Self isolating or working from home can get really boring, really quickly.

Even if “how to record an interview” isn’t the most burning question on your mind right now, you can only watch Netflix for so long.

Especially since you can’t binge watch entire seasons of certain shows in one go anymore because they’ve decided to release weekly episodes for them.  Grrr…

Anyway, sooner or later you’re going to want to do something else, something more productive.

Before we delve deeper into the topic, let’s get some of these questions out of the way:

Who is this Guide for?

In no specific order:

  • Podcasters
  • YouTubers
  • PhD Candidates
  • Lecturers
  • Students
  • Journalists
  • Doctors

Even if none of the above apply to you, whatever your niche, whatever your motivation, in these uncertain times when everyone has to stay at home, you may have to learn how to record an interview sooner or later.

And whether you’re experienced or a newbie, it doesn’t matter.

This guide will help you with tips and ideas on how to record an interview from home like a boss!

Do you need specialized recording equipment?

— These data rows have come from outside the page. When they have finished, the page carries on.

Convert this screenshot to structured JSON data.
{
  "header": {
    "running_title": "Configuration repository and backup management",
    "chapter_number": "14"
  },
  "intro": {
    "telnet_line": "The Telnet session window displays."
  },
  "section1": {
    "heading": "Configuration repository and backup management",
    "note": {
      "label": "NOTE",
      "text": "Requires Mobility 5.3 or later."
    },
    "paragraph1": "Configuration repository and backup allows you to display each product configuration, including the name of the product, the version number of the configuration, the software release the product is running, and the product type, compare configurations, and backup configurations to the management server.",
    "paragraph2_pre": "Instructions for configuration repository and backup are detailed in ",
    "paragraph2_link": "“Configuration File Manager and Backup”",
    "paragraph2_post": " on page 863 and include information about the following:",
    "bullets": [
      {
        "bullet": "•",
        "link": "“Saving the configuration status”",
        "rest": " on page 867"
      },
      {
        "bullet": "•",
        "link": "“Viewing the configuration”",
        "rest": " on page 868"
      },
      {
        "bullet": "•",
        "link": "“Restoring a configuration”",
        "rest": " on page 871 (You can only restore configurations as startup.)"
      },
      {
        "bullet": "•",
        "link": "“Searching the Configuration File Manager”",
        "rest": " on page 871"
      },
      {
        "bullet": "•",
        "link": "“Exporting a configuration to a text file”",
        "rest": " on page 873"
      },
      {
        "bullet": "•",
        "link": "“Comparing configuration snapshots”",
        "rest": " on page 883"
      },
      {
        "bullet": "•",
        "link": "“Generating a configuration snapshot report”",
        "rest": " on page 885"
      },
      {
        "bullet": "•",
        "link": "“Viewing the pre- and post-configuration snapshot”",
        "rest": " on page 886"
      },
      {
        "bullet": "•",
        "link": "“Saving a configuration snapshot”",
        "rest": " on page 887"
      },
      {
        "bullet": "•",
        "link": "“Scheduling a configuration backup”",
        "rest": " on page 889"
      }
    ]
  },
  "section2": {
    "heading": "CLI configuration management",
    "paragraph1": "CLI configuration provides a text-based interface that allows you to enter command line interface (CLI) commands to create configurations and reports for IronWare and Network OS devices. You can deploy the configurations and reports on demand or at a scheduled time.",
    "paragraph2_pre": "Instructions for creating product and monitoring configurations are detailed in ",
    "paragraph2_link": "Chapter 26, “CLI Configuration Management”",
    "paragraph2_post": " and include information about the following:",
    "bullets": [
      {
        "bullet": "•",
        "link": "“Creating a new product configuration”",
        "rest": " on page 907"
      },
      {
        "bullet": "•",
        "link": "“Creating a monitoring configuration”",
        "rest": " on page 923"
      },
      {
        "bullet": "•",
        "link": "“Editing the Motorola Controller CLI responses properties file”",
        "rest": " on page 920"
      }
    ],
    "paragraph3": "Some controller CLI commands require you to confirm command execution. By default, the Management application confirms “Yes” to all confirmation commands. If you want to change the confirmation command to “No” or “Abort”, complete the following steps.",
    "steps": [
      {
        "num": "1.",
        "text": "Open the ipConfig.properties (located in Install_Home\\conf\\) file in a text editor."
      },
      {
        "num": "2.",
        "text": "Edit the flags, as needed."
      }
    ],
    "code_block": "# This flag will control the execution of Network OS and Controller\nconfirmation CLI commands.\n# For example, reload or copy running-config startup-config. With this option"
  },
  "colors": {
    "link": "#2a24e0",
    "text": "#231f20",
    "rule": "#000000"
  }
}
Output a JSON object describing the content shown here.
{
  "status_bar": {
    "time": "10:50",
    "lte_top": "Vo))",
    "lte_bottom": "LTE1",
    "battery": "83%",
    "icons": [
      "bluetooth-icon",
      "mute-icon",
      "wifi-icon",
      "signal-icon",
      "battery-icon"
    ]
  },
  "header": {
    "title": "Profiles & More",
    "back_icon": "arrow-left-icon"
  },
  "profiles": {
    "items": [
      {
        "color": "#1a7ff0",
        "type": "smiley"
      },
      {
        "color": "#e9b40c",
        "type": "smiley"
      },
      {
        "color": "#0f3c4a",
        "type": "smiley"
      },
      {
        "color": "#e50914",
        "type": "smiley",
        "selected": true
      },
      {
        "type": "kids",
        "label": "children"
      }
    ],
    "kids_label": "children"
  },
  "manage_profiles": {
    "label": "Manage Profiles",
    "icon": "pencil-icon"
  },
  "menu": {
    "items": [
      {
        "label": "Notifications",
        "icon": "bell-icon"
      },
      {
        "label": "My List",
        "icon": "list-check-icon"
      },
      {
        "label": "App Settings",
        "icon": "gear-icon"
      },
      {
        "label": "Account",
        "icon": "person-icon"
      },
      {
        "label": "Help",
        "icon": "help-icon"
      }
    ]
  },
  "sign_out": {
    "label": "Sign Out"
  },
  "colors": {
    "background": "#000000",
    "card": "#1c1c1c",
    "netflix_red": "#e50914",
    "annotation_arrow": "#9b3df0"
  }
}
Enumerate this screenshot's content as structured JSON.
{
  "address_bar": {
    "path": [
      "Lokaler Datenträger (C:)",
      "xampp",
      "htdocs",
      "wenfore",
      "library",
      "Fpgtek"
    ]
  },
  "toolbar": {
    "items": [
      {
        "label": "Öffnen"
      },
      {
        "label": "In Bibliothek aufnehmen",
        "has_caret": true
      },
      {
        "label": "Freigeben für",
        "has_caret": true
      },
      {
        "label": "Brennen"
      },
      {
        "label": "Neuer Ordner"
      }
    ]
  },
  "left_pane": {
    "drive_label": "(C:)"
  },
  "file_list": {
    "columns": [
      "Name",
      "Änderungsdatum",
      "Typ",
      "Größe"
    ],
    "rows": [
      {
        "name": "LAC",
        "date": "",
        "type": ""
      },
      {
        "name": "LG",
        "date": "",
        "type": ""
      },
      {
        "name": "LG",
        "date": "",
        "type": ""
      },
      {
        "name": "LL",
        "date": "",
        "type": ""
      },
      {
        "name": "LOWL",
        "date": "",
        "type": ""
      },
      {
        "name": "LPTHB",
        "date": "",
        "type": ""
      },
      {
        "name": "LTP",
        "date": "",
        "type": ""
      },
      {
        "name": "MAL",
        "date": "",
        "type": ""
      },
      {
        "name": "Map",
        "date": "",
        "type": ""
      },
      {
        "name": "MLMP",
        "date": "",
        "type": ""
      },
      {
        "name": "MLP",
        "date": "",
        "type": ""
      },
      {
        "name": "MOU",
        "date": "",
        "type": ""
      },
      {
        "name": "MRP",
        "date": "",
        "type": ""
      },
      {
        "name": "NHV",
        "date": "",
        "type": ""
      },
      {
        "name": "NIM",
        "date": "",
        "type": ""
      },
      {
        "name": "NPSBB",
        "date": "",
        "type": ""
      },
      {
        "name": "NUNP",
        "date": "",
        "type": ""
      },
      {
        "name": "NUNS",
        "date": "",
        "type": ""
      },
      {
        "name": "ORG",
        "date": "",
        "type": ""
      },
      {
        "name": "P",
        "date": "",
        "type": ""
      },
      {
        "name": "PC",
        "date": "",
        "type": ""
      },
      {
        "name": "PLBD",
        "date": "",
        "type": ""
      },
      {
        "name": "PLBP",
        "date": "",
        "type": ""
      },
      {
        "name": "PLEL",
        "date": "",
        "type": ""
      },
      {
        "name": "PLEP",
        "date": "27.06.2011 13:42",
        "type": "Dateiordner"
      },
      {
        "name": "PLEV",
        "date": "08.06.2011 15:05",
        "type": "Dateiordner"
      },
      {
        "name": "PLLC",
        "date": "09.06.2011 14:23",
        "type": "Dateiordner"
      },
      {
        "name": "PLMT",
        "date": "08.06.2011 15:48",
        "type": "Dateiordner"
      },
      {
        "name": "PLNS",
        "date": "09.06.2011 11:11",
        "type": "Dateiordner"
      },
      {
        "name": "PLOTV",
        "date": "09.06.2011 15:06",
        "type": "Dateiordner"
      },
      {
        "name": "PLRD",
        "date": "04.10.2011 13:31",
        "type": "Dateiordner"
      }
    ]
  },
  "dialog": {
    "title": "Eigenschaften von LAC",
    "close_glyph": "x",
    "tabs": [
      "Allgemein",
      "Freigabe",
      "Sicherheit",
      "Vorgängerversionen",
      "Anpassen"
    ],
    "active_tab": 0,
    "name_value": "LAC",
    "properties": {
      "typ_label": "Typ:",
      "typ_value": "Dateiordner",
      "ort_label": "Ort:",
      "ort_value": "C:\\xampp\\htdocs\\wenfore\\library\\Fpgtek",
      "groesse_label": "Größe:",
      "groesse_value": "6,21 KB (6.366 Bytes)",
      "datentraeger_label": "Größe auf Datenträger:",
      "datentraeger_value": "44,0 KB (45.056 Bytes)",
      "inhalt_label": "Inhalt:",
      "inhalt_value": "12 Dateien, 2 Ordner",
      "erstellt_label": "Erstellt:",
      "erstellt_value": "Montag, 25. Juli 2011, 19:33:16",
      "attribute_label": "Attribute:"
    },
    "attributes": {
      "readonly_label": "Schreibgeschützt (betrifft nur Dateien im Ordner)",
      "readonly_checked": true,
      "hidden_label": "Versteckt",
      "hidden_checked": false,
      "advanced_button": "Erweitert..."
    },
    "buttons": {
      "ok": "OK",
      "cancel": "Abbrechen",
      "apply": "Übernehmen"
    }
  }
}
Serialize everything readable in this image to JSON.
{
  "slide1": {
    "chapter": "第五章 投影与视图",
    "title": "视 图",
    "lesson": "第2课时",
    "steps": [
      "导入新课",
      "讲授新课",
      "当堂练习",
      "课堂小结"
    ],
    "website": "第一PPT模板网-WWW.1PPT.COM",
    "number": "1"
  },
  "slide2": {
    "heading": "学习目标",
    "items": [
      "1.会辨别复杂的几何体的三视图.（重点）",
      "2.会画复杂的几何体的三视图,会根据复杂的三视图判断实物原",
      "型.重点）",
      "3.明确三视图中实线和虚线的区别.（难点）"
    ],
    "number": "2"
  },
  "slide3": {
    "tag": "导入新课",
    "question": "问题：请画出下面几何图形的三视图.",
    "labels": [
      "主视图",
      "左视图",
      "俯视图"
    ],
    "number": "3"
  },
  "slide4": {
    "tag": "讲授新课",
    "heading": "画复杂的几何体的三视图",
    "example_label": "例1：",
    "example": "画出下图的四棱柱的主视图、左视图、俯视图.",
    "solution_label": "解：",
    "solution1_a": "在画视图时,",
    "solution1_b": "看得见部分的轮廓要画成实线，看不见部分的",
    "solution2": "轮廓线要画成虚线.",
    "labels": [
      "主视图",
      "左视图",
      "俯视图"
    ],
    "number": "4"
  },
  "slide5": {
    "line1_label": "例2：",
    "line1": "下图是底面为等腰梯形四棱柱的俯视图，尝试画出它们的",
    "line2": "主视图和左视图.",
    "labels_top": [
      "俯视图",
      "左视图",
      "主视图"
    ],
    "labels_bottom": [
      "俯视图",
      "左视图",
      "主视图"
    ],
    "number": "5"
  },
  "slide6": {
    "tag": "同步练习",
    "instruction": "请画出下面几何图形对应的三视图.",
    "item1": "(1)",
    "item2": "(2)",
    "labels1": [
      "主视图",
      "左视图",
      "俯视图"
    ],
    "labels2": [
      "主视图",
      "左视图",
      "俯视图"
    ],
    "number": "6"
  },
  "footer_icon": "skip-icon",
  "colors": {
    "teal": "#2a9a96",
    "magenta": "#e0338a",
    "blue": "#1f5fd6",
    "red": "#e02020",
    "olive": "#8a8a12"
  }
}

Depends on your needs.  If you’re a podcaster, then yes.  If you’re a YouTuber, maybe.

But for general purposes, no.  You can record high quality audio or video interviews with just your smartphone or laptop alone.

And once you’re done recording, whether you need to add subtitles to your podcast or video, or need verbatim transcription for qualitative research analysis, we will show you how to transcribe the interviews yourself or have them transcribed online from the comfort of your home!

What is an Example of Good Interview Recording?

We all know what a good interview sounds like, just listen to any one of the several thousands of podcasts on the internet these days.  Or any one of Joe Rogan’s Podcast.


The reason these podcasts sound so good is because they use high quality, expensive, studio quality microphones.

Now, while you can’t achieve crystal clear sound quality with smartphones or laptops,  with a few tweaks, you can come fairly close.

What is an Example of a Bad Interview Recording?

Hit the play button to understand what we mean by “difficult audio”.


While 2 minutes of this doesn’t seem like too much, imagine this going on for an hour or more with varying levels of background noise.

That does not sound professional, especially if you’ll be using this for a podcast or YouTube.

It may pass as acceptable quality in the field of academia, where you could extract more with audio transcription.  Or if you were taking notes during the interview, you could fill in the blanks later.